[EXCERPTED DATA]

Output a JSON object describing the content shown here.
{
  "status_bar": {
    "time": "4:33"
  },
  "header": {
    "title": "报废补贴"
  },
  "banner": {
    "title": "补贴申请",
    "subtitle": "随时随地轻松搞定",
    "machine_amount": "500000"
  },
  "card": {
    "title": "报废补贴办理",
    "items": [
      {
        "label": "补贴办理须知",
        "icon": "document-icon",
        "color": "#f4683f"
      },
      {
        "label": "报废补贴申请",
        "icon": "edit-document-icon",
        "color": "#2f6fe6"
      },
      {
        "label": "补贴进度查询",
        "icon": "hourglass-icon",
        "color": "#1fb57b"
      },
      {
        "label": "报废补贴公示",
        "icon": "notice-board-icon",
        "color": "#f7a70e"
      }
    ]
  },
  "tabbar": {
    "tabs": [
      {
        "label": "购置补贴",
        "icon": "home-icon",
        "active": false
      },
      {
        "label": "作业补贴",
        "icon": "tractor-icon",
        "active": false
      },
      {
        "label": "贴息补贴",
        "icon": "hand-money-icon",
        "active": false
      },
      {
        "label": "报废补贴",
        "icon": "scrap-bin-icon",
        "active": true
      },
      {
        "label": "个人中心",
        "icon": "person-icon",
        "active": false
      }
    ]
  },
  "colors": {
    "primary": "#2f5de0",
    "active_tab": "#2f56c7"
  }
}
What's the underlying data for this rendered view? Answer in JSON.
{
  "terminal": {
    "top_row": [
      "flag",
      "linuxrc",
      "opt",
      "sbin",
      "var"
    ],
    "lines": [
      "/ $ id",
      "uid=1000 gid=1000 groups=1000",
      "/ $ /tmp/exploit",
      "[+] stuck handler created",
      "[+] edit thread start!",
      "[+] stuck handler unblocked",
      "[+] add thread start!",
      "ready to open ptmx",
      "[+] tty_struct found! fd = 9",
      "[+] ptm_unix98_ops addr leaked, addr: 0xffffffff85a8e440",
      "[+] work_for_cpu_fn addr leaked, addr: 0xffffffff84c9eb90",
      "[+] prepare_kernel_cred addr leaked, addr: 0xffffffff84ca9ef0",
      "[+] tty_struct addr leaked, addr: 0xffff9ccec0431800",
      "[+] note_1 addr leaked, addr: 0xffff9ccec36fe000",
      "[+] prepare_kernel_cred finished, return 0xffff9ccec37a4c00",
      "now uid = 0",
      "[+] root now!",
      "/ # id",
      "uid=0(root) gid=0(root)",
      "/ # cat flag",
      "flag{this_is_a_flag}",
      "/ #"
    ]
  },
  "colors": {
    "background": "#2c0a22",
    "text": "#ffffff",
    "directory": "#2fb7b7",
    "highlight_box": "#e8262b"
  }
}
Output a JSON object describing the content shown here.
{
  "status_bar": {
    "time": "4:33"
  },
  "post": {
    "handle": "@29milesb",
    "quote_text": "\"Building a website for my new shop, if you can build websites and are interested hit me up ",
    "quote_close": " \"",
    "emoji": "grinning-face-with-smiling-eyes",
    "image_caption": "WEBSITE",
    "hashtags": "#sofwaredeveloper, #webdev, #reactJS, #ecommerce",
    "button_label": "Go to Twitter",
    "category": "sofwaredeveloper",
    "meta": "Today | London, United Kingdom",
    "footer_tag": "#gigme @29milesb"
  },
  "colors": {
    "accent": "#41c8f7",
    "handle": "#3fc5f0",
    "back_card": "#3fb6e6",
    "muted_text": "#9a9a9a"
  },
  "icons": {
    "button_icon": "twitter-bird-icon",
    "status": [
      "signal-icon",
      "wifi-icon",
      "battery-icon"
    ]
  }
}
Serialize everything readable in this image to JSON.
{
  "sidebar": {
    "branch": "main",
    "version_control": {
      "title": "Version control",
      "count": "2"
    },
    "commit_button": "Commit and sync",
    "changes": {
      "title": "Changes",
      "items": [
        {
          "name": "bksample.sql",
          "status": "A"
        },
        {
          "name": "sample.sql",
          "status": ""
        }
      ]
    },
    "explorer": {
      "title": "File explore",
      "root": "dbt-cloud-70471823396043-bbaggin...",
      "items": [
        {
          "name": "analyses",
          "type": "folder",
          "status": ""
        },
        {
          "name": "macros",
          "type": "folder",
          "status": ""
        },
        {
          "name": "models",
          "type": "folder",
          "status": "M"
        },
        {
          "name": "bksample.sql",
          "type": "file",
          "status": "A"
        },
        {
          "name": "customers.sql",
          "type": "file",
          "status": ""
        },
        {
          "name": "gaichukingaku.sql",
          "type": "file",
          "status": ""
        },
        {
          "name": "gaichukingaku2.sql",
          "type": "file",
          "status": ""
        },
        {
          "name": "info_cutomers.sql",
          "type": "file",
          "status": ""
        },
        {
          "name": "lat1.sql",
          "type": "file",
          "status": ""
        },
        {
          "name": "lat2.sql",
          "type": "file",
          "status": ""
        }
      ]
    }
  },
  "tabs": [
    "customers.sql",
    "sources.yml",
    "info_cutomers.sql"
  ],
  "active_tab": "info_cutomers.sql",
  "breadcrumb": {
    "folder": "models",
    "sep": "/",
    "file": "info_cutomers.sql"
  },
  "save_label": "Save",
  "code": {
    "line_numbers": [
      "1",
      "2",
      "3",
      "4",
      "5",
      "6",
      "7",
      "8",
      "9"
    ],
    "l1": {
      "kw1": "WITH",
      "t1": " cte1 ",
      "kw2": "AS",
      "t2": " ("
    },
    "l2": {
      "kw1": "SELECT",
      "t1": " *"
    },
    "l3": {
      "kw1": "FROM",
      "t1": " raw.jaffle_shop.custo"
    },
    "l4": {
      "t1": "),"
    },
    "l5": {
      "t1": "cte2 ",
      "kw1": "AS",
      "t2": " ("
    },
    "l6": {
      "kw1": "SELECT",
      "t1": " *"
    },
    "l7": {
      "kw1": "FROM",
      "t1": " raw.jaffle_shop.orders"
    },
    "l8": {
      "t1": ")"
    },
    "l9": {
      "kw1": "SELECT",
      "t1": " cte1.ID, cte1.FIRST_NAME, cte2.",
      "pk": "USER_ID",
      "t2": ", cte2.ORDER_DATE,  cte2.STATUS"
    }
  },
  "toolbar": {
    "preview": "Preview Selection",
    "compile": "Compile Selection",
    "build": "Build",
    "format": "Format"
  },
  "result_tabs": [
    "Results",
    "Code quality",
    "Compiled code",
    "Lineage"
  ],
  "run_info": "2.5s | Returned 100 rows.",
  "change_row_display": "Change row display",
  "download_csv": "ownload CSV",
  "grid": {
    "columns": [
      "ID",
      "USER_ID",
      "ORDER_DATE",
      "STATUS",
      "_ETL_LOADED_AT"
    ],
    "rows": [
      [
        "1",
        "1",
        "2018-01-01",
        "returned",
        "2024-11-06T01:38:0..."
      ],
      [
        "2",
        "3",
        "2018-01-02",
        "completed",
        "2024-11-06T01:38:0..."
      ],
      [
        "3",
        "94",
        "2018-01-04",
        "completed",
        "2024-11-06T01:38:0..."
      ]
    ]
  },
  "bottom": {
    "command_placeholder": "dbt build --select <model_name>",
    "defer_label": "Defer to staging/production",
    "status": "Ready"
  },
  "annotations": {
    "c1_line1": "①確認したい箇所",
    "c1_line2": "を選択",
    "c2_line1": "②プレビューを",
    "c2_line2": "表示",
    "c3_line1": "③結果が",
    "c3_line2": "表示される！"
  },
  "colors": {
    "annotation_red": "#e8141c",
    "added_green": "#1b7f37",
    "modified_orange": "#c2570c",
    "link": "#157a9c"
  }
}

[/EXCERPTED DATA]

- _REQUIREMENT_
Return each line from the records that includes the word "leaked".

- _TASK OUTPUT_
      "[+] ptm_unix98_ops addr leaked, addr: 0xffffffff85a8e440",
      "[+] work_for_cpu_fn addr leaked, addr: 0xffffffff84c9eb90",
      "[+] prepare_kernel_cred addr leaked, addr: 0xffffffff84ca9ef0",
      "[+] tty_struct addr leaked, addr: 0xffff9ccec0431800",
      "[+] note_1 addr leaked, addr: 0xffff9ccec36fe000",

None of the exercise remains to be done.